D[ e | Q then f, R ] = f D[ Qv | Q ] >>= \Qv -> D[ e | R ]
D[ e | Q then f by b, R ] = f (\Qv -> b) D[ Qv | Q ] >>= \Qv -> D[ e | R ]
D[ e | Q then group using f, R ] = f D[ Qv | Q ] >>= \ys ->
case (fmap selQv1 ys, ..., fmap selQvn ys) of
Qv -> D[ e | R ]
D[ e | Q then group by b using f, R ] = f (\Qv -> b) D[ Qv | Q ] >>= \ys ->
case (fmap selQv1 ys, ..., fmap selQvn ys) of
Qv -> D[ e | R ]
where Qv is the tuple of variables bound by Q (and used subsequently)
selQvi is a selector mapping Qv to the ith component of Qv
Operator Standard binding Expected type
--------------------------------------------------------------------
return GHC.Base t1 -> m t2
(>>=) GHC.Base m1 t1 -> (t2 -> m2 t3) -> m3 t3

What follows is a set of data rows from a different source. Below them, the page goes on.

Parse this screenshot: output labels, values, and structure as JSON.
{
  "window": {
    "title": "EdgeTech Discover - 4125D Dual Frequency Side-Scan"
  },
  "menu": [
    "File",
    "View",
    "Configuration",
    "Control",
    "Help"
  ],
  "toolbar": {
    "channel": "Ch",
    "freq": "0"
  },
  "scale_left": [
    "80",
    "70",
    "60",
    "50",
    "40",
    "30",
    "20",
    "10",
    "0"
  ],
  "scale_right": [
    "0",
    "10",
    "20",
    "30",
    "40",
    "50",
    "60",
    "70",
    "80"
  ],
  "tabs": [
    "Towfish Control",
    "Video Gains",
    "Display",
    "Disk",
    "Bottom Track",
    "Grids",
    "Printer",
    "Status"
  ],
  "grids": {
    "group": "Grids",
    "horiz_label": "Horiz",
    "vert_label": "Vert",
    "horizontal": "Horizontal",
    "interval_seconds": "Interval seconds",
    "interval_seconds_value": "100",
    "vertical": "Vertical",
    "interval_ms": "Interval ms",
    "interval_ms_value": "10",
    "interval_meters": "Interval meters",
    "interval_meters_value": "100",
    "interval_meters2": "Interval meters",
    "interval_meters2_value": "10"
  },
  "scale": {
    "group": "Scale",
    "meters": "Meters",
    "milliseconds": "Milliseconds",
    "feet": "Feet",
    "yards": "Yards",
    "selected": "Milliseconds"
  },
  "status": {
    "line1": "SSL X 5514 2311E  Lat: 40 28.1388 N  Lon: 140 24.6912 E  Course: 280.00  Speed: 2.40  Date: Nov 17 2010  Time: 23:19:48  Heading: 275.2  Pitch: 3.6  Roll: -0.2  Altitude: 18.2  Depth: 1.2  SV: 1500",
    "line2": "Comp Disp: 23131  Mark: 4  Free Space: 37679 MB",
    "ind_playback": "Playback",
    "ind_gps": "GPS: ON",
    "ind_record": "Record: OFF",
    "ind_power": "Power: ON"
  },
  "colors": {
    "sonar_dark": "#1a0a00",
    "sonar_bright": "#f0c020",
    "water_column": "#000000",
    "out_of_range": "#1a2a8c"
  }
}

(>>) GHC.Base m1 t1 -> m2 t2 -> m3 t3
guard Control.Monad t1 -> m t2
fmap GHC.Base forall a b. (a->b) -> n a -> n b
mzip Control.Monad.Zip forall a b. m a -> m b -> m (a,b)
The comprehension should typecheck when its desugaring would typecheck,
except that (as discussed in :ref:`generalised-list-comprehensions`) in the
"then ``f``" and "then group using ``f``" clauses, when the "by ``b``" qualifier
is omitted, argument ``f`` should have a polymorphic type. In particular, "then
``Data.List.sort``" and "then group using ``Data.List.group``" are
insufficiently polymorphic.
Monad comprehensions support rebindable syntax
(:ref:`rebindable-syntax`). Without rebindable syntax, the operators
from the "standard binding" module are used; with rebindable syntax, the
operators are looked up in the current lexical scope. For example,
parallel comprehensions will be typechecked and desugared using whatever
"``mzip``" is in scope.
The rebindable operators must have the "Expected type" given in the
table above. These types are surprisingly general. For example, you can
use a bind operator with the type
::
(>>=) :: T x y a -> (a -> T y z b) -> T x z b
In the case of transform comprehensions, notice that the groups are
parameterised over some arbitrary type ``n`` (provided it has an
``fmap``, as well as the comprehension being over an arbitrary monad.